» BRIEF
Your answer should consist of each line below that includes the word "Начало".

» EXERCISE DATA
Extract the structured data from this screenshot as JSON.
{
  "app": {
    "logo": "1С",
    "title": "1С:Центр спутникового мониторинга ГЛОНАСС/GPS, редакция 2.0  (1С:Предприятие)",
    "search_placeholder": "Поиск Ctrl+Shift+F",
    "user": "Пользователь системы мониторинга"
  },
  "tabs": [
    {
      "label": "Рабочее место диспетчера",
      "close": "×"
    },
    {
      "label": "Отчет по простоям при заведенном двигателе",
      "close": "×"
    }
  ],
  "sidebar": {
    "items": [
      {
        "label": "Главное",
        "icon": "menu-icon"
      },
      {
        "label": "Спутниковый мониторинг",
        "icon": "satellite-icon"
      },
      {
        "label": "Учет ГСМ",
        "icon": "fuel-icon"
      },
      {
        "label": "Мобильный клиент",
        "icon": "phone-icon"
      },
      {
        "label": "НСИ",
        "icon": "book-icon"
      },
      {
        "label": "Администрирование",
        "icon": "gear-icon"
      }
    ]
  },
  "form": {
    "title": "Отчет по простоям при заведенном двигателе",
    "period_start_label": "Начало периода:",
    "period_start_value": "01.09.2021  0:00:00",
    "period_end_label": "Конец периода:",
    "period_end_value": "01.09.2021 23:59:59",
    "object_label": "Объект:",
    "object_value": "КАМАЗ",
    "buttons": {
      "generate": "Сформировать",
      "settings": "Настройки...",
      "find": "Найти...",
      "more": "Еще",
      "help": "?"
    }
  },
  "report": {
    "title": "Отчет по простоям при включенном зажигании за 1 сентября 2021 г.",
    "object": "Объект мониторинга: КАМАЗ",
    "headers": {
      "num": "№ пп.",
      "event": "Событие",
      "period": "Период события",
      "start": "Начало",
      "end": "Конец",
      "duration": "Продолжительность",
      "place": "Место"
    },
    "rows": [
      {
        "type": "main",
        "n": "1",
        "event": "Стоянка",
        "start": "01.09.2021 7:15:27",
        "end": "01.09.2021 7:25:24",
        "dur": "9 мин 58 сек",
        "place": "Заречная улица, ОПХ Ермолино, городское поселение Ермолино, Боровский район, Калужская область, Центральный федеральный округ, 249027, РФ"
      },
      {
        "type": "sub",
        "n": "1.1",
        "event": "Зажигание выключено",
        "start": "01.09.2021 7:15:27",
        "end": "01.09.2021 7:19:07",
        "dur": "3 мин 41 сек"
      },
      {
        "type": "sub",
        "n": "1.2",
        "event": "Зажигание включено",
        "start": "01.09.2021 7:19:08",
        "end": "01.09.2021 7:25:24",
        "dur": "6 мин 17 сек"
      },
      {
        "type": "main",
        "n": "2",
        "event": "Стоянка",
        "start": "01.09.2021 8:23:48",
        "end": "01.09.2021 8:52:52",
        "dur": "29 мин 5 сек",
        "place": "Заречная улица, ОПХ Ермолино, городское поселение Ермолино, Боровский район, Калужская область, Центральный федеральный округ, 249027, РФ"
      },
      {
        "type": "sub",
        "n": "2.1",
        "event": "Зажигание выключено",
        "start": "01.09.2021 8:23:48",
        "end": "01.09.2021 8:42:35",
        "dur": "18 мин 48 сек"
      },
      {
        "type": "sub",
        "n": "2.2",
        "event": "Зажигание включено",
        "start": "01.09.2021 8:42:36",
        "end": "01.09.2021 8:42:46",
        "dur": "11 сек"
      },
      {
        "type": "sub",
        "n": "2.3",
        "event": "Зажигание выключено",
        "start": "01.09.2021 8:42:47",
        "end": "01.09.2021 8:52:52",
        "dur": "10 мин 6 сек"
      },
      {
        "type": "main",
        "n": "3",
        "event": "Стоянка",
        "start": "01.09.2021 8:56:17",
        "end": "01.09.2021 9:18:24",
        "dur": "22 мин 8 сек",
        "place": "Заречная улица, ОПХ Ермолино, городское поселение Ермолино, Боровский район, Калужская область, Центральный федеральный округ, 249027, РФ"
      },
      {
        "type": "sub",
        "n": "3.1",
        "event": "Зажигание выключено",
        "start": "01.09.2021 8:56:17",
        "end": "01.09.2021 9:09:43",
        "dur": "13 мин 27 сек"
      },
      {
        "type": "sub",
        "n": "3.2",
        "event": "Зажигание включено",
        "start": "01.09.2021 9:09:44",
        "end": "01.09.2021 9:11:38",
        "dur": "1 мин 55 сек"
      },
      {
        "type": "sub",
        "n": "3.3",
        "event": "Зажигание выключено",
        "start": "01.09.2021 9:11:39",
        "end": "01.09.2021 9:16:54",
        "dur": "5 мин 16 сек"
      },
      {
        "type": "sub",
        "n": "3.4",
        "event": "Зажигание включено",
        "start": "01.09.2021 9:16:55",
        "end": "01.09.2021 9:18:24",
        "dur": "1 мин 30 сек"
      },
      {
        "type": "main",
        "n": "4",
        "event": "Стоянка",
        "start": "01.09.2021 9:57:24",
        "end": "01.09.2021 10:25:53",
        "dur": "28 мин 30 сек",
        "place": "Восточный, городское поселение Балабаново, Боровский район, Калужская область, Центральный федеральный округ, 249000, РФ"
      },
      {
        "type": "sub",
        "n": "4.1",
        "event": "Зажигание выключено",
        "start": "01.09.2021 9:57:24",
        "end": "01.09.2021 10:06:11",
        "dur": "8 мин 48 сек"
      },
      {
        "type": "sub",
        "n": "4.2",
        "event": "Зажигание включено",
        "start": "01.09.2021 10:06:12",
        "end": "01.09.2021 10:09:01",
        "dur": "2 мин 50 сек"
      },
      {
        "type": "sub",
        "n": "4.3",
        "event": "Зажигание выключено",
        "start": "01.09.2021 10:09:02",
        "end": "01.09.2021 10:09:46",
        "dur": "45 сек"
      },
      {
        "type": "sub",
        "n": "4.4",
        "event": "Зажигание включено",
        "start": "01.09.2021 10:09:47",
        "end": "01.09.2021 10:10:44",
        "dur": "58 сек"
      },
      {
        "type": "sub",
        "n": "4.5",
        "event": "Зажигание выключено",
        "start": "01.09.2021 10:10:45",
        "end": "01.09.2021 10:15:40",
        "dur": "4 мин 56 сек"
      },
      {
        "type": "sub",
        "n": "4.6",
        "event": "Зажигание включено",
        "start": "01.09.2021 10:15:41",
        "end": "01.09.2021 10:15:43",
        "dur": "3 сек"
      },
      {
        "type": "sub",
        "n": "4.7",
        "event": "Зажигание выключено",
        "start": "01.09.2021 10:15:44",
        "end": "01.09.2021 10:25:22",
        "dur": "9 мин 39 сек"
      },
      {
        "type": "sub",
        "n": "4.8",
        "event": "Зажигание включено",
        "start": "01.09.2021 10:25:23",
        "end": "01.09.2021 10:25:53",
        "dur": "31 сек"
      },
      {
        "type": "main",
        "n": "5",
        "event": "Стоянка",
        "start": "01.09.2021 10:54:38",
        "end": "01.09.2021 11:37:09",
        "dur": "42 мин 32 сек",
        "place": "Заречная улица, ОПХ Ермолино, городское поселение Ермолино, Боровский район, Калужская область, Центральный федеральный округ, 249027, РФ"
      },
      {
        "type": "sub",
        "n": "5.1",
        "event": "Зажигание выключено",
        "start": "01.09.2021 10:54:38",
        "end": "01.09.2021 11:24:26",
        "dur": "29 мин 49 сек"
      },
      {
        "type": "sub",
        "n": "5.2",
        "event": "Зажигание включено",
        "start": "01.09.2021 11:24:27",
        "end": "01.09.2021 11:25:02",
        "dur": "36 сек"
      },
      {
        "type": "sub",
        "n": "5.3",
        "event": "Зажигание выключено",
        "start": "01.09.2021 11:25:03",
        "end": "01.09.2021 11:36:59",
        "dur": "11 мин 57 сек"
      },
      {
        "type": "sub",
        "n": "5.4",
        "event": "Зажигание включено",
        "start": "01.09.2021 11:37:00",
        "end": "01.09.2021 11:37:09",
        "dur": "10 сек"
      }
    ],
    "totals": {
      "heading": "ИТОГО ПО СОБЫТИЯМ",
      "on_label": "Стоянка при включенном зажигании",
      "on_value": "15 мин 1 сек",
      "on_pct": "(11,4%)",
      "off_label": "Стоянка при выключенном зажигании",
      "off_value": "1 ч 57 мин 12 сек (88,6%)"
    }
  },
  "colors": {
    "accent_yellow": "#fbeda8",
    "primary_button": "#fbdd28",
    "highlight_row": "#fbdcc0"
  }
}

» SOLUTION TO THIS PROBLEM
    "period_start_label": "Начало периода:",
      "start": "Начало",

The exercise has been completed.